§ TASK
Say how many of the lines below include the word "cont". Only the number should be given.

----------

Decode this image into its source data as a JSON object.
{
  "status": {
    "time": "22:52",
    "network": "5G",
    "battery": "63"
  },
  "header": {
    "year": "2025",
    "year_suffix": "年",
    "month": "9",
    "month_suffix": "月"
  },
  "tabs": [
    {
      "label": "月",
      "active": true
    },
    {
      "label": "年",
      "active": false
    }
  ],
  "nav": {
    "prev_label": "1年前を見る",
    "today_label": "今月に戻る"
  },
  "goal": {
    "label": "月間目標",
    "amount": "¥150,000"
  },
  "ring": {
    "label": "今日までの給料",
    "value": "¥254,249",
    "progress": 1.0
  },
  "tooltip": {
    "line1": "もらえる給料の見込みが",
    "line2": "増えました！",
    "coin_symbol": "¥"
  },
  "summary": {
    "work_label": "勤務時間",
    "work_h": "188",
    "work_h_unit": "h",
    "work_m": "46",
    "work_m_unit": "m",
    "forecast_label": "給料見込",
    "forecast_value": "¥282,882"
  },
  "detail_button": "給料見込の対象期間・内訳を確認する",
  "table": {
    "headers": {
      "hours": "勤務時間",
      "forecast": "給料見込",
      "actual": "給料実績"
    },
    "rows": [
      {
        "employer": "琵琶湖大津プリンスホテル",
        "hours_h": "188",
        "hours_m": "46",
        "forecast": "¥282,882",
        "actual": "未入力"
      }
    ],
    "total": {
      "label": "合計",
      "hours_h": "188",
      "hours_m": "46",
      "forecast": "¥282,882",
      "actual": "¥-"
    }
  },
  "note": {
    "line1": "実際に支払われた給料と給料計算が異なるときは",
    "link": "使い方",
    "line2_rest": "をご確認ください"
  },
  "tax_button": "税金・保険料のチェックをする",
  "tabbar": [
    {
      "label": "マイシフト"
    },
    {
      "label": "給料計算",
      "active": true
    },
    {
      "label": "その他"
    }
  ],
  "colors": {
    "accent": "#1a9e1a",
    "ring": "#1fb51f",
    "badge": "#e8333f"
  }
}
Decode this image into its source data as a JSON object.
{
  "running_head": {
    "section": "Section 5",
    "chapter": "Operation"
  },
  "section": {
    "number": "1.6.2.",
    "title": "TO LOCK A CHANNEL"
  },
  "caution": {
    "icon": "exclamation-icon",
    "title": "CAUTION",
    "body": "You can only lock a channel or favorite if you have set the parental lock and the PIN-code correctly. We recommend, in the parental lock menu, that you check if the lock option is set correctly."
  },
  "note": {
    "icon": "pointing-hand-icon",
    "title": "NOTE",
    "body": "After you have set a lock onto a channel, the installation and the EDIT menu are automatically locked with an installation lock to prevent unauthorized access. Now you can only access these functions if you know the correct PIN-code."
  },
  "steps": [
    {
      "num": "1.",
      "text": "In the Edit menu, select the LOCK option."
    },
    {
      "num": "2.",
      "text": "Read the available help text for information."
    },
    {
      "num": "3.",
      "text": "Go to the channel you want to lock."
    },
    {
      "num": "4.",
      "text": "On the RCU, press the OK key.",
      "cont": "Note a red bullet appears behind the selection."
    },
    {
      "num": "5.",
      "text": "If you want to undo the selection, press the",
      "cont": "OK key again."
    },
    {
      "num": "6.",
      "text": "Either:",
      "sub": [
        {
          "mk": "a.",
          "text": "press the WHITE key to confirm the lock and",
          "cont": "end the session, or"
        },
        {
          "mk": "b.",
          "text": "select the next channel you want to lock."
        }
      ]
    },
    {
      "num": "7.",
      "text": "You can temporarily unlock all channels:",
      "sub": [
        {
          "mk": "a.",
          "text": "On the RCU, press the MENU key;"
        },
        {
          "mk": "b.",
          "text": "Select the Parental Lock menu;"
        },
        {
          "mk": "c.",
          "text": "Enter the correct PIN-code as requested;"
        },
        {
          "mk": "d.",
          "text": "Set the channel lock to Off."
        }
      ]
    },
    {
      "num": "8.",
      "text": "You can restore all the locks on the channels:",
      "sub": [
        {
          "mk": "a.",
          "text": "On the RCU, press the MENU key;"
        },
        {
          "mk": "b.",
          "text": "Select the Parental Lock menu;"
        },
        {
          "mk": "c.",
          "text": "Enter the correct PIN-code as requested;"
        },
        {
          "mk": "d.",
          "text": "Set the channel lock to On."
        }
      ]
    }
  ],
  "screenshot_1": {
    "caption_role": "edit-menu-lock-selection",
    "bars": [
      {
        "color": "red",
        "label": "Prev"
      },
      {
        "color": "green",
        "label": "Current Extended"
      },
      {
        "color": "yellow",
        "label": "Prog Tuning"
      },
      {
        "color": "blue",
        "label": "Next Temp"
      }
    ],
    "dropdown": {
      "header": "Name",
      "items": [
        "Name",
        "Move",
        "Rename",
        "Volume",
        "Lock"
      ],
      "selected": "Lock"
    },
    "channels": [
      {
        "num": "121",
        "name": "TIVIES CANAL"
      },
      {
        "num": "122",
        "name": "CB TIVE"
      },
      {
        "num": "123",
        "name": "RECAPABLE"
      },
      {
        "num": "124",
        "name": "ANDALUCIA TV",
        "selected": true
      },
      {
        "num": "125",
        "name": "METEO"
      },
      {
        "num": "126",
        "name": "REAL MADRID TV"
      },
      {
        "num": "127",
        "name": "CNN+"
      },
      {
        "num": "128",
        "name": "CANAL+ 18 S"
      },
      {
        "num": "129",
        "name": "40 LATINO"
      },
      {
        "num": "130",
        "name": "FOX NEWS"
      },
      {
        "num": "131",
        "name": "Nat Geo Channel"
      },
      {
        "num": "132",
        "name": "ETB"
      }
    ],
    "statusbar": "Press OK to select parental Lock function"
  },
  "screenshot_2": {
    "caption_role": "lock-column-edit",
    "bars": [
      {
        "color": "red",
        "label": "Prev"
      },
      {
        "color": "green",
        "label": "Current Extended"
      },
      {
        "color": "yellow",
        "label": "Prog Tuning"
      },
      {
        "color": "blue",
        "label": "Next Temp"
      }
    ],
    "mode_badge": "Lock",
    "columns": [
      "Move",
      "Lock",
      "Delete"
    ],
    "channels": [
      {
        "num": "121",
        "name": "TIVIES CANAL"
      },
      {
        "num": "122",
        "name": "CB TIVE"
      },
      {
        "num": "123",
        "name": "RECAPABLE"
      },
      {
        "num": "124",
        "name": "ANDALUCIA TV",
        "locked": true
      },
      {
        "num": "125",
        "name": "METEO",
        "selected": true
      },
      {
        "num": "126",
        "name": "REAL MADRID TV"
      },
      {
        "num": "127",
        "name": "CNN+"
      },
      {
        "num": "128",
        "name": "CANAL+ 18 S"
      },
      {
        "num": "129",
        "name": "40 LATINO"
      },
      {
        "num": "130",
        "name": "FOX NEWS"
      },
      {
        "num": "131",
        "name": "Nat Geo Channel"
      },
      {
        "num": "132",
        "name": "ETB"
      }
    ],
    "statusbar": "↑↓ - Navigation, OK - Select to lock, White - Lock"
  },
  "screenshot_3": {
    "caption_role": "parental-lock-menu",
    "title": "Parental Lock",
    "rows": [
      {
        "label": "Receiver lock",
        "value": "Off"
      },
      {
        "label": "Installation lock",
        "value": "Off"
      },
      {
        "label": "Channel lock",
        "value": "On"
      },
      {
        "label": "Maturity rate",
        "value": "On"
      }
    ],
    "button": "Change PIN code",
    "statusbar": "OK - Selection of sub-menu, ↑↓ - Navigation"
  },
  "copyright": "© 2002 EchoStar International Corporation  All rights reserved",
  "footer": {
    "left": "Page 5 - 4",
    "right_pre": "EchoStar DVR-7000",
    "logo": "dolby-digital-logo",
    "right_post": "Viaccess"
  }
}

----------

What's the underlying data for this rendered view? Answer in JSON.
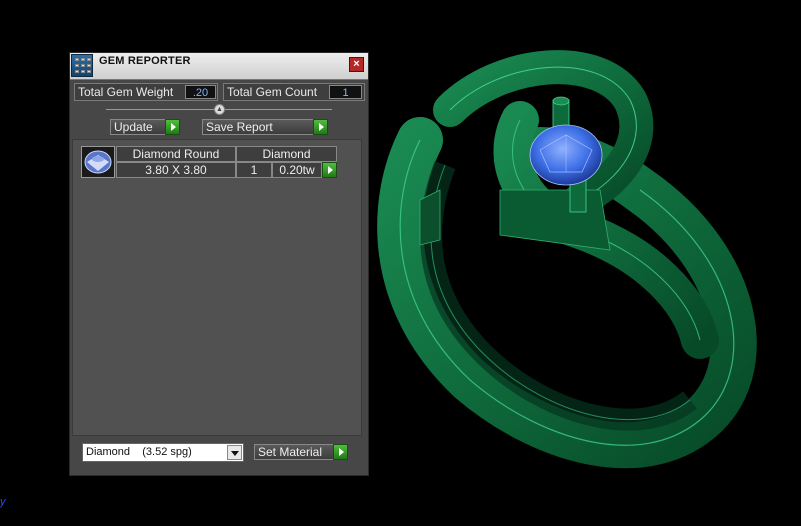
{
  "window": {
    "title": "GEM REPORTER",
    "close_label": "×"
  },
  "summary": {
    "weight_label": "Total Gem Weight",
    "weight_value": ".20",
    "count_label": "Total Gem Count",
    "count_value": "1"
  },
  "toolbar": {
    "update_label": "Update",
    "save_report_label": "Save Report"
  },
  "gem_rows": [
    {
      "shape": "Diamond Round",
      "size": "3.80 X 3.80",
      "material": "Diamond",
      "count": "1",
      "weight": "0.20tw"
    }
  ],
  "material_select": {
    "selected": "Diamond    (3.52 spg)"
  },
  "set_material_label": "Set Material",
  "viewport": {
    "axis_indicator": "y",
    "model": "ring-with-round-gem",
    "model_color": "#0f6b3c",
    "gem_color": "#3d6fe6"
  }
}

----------

§ EXPECTED OUTPUT
3